[Interface dataset entries]
***

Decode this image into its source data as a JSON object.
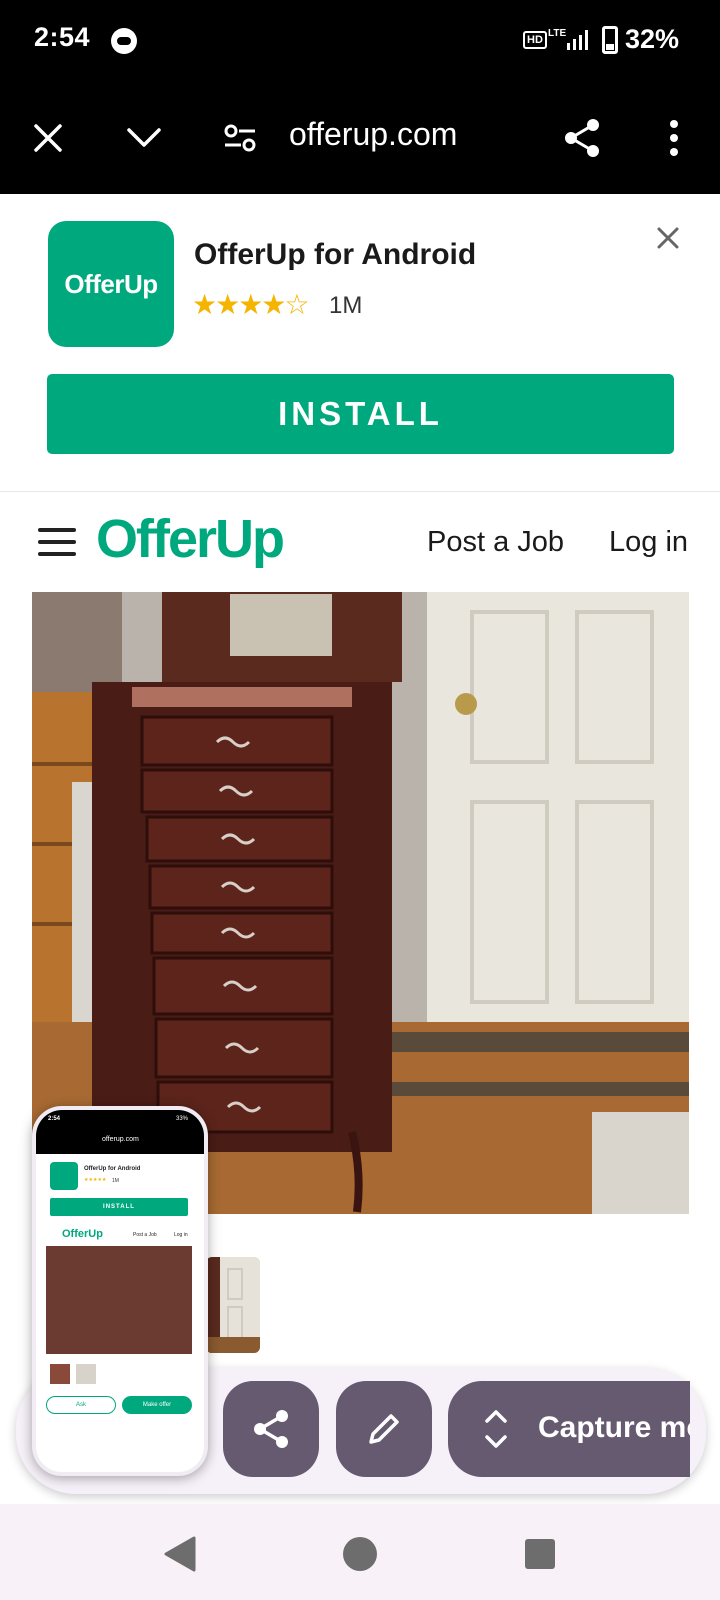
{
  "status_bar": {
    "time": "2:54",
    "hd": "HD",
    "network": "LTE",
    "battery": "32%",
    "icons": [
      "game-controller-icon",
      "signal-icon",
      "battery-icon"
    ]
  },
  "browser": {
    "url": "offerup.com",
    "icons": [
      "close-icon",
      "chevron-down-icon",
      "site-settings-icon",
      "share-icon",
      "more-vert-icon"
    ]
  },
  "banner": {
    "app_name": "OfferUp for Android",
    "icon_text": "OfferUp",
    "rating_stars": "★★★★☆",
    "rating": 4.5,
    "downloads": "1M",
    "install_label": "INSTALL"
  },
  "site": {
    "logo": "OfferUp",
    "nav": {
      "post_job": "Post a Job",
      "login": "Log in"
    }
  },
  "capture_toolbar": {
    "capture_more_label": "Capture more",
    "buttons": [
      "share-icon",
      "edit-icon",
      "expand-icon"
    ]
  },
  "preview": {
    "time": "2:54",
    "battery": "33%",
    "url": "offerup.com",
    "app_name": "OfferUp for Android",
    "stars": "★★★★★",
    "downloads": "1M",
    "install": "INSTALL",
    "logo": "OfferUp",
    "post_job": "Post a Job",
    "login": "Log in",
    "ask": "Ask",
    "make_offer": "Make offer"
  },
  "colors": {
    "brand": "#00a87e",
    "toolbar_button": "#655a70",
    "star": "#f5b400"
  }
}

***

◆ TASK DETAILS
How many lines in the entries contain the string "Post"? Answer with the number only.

◆ ANSWER
2